The above piece is in an overall fair condition in appearance; however, it is in good condition structurally. The current finish on the surface appears to be breaking down quite unevenly. The outer most coating on the surface appears to be an opaque black, paint like coating, which is most visible in the crotch, above the waist, at the proper right underarm. There is a secondary layer appears to be a more traditional patina or tinted lacquer finish which presents as a red-brown finish, which can be found in trace areas such as below the naval and above the crotch.

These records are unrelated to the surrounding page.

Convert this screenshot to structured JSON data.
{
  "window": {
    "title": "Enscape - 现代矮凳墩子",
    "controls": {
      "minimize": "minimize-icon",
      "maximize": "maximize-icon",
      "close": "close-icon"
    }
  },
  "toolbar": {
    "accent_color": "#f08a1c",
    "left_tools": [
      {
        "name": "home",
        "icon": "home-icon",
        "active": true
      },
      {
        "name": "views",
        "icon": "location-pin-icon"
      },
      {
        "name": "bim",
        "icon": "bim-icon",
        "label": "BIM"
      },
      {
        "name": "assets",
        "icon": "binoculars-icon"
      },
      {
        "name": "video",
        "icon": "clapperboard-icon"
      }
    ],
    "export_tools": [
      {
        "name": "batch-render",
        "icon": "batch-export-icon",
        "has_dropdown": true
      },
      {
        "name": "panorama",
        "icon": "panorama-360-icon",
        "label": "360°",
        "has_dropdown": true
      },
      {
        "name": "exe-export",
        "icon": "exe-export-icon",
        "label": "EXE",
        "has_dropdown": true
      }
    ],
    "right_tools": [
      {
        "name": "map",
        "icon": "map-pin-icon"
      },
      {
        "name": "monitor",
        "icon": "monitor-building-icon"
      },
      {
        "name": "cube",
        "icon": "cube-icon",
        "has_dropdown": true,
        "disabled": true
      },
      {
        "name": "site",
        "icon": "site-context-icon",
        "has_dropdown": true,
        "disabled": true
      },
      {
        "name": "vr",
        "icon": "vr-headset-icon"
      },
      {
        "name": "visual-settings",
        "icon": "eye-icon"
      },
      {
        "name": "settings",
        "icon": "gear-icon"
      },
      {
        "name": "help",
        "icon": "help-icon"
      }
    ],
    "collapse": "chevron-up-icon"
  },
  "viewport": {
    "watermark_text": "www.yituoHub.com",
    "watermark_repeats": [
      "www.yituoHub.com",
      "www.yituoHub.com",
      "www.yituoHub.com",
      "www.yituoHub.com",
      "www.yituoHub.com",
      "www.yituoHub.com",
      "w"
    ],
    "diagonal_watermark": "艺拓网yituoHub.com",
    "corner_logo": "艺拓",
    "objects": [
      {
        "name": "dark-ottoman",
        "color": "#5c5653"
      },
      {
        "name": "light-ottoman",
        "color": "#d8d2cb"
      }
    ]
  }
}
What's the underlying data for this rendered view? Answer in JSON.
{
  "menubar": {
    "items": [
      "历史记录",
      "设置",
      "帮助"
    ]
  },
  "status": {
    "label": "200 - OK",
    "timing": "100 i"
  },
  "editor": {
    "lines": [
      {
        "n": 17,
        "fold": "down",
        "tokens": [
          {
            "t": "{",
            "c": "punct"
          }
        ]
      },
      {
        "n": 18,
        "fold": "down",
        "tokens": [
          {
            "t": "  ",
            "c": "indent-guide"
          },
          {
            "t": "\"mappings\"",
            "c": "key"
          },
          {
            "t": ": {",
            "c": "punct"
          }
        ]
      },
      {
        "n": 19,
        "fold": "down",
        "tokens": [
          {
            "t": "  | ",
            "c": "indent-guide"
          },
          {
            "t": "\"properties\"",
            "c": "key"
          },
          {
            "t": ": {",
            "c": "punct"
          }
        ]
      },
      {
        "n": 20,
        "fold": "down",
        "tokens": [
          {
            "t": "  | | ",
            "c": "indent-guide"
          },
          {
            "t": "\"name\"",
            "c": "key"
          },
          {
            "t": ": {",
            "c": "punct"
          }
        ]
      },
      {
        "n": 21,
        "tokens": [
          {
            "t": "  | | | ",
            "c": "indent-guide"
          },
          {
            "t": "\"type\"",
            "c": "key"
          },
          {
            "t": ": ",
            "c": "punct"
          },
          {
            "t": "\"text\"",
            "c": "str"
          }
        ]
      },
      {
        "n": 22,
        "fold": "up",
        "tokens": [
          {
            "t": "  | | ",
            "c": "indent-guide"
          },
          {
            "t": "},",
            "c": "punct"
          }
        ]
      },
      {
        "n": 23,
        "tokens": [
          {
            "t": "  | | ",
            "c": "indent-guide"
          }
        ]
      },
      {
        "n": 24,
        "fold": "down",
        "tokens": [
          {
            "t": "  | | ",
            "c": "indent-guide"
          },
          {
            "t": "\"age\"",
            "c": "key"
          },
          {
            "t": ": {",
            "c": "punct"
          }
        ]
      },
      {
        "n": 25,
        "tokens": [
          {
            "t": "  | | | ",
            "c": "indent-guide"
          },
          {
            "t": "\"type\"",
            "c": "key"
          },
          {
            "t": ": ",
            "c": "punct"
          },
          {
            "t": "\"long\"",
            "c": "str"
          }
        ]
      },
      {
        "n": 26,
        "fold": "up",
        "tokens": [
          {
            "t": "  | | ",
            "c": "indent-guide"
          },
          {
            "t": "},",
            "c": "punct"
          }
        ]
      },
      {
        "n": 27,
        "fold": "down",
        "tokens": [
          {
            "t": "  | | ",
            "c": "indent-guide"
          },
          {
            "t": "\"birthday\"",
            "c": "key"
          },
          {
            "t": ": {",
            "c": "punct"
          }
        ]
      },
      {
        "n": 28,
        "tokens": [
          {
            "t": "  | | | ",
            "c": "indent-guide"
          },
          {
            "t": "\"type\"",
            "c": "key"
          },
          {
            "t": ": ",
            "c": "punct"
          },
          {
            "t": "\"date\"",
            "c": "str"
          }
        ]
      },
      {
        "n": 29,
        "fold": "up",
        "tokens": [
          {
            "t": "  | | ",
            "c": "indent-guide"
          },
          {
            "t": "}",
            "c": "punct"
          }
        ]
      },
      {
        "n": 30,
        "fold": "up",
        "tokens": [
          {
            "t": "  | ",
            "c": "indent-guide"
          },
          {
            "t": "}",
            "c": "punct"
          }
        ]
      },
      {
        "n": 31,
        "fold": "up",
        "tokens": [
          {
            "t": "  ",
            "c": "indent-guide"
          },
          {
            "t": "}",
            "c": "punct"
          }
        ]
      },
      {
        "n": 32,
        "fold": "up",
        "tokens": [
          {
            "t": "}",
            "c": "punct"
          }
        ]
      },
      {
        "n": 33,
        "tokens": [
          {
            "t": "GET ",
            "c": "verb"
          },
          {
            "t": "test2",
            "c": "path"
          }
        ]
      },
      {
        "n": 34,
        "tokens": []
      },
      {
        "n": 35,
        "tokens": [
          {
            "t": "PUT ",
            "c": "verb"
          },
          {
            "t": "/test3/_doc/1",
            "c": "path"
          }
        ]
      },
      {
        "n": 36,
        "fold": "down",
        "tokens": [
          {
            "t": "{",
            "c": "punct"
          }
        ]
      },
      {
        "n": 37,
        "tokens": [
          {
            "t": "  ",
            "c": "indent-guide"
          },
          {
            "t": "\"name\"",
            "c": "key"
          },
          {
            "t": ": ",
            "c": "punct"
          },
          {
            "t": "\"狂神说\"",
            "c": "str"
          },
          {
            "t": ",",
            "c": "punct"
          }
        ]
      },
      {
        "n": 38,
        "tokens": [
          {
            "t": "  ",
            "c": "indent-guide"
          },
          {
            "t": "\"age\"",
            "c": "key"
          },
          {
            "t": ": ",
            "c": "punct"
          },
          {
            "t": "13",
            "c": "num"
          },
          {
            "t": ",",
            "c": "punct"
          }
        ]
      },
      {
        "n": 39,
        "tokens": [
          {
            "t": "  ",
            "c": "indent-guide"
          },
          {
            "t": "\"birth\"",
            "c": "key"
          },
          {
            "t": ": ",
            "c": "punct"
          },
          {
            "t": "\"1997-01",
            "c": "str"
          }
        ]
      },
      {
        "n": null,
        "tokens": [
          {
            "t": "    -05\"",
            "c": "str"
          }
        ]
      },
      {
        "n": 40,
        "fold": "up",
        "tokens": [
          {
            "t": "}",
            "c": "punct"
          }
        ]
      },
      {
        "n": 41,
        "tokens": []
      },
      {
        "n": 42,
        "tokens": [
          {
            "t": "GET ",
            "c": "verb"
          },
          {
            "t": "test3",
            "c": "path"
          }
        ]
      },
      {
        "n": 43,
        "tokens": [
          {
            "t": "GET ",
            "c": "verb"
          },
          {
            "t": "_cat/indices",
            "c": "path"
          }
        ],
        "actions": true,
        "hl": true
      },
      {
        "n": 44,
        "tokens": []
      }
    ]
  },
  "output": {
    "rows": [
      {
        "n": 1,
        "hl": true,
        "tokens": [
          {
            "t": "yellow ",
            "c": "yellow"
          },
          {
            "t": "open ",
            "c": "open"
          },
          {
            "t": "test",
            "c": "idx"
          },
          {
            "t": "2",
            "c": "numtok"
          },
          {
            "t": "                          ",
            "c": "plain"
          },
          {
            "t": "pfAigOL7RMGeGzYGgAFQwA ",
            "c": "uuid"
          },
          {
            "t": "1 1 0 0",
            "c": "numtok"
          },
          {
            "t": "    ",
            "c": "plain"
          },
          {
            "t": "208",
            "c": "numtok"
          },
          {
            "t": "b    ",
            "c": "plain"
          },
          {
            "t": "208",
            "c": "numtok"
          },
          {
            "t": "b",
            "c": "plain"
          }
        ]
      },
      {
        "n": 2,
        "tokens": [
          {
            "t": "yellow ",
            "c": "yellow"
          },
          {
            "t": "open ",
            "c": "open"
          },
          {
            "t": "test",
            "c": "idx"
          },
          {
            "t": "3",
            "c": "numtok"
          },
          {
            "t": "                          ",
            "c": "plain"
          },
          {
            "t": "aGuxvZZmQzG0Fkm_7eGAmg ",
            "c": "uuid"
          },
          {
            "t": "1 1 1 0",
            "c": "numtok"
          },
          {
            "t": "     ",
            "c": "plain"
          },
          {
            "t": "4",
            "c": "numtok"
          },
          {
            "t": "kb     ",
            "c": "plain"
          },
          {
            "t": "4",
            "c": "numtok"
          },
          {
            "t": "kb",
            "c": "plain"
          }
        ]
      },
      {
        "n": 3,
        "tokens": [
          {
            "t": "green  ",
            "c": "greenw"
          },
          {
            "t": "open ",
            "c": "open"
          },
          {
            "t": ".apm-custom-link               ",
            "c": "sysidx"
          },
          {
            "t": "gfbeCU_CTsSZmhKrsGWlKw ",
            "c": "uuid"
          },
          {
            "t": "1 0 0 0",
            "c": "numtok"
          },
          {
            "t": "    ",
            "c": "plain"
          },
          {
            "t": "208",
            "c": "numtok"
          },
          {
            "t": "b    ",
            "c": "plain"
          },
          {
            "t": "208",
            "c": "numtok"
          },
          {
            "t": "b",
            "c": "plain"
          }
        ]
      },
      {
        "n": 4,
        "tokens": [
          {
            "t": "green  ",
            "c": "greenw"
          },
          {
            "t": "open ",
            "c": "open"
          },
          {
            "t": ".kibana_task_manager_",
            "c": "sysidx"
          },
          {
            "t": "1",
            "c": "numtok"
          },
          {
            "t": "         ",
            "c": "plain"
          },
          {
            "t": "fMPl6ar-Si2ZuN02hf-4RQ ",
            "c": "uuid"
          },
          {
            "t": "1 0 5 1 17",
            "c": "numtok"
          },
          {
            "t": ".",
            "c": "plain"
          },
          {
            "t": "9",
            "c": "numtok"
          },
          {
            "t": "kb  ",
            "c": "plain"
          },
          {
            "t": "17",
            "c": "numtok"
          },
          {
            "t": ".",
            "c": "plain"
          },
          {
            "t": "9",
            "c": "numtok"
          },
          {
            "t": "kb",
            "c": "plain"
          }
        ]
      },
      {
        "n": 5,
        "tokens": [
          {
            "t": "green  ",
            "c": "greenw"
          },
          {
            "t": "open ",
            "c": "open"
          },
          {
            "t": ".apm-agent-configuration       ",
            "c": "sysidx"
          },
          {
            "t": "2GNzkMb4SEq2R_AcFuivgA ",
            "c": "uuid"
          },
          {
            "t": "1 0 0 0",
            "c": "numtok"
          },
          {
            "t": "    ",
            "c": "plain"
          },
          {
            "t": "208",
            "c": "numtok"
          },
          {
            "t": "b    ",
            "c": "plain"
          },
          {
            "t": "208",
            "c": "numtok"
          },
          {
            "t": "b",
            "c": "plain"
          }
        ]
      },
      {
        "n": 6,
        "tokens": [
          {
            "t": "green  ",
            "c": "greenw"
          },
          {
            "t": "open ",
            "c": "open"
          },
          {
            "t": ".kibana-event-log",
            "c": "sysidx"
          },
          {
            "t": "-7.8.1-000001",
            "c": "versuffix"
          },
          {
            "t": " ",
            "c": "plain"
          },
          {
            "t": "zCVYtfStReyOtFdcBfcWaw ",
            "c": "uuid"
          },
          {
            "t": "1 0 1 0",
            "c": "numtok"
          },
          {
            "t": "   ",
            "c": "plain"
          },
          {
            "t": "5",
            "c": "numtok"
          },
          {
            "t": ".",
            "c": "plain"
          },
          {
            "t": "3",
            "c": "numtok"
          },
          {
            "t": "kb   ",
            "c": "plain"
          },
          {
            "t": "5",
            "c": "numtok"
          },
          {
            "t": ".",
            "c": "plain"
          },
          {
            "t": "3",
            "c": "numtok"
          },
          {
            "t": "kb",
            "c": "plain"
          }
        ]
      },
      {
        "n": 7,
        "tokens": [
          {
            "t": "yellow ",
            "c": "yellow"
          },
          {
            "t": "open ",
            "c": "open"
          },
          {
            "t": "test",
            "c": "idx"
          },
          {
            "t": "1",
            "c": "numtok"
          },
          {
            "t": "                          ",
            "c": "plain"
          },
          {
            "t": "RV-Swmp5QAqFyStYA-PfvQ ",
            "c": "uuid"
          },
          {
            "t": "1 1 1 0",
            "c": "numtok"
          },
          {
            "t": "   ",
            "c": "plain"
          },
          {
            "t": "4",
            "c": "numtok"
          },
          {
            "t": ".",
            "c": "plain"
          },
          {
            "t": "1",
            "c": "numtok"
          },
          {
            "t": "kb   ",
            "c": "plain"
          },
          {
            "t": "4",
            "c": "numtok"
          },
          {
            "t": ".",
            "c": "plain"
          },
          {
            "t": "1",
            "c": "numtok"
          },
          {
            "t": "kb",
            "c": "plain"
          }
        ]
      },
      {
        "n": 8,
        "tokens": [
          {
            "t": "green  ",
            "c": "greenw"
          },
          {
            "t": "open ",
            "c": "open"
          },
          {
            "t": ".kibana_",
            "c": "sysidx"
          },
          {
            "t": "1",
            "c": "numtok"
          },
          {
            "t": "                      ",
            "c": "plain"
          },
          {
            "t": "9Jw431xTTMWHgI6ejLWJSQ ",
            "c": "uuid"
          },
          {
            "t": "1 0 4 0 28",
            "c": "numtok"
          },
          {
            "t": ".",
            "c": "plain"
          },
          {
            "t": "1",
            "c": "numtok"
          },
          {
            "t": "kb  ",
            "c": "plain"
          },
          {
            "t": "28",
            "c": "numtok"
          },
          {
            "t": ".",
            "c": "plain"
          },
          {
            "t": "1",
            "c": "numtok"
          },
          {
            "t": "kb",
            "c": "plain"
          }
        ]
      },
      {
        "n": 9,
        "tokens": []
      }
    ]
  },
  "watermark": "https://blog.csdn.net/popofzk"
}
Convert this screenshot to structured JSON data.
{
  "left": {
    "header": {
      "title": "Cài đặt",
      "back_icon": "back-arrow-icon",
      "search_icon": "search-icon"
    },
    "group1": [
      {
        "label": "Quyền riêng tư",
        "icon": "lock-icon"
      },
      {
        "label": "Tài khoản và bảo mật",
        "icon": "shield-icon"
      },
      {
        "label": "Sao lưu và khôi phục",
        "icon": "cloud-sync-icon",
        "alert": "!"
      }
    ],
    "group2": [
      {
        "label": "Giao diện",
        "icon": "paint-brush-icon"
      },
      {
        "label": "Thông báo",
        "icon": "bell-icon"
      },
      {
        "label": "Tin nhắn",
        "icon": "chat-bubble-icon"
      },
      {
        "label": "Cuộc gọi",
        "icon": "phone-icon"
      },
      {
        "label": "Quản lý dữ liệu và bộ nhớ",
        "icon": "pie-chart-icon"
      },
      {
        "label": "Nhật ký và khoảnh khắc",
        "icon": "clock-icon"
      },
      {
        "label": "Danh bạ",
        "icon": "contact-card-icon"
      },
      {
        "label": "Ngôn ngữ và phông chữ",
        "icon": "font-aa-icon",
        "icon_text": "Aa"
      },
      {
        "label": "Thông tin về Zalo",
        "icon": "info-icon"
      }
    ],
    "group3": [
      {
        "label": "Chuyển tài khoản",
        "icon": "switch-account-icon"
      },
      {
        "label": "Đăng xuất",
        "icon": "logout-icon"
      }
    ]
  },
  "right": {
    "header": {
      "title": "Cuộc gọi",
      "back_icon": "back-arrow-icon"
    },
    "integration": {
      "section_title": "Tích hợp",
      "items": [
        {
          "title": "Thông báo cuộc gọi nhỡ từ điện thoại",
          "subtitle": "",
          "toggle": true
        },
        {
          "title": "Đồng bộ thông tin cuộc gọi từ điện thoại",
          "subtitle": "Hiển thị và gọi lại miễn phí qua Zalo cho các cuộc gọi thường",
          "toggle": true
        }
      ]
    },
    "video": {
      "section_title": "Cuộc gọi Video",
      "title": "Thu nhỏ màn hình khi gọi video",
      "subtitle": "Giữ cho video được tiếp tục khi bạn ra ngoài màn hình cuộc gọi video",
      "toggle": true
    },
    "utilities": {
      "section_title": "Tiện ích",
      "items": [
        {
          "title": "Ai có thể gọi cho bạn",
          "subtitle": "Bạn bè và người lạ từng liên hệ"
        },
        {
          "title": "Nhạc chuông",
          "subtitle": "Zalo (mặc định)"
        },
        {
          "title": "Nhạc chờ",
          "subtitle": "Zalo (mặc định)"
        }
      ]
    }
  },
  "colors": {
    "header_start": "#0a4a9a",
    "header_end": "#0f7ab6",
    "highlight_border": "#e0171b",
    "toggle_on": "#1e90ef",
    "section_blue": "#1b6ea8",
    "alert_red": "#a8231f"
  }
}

The last presenting surface appears to be an unfinished and tarnished bronze which is fairly prevalent throughout the work.
Structurally, the piece is sound, however the plaster at the underside was not leveled and the entire sculpture does not sit flush.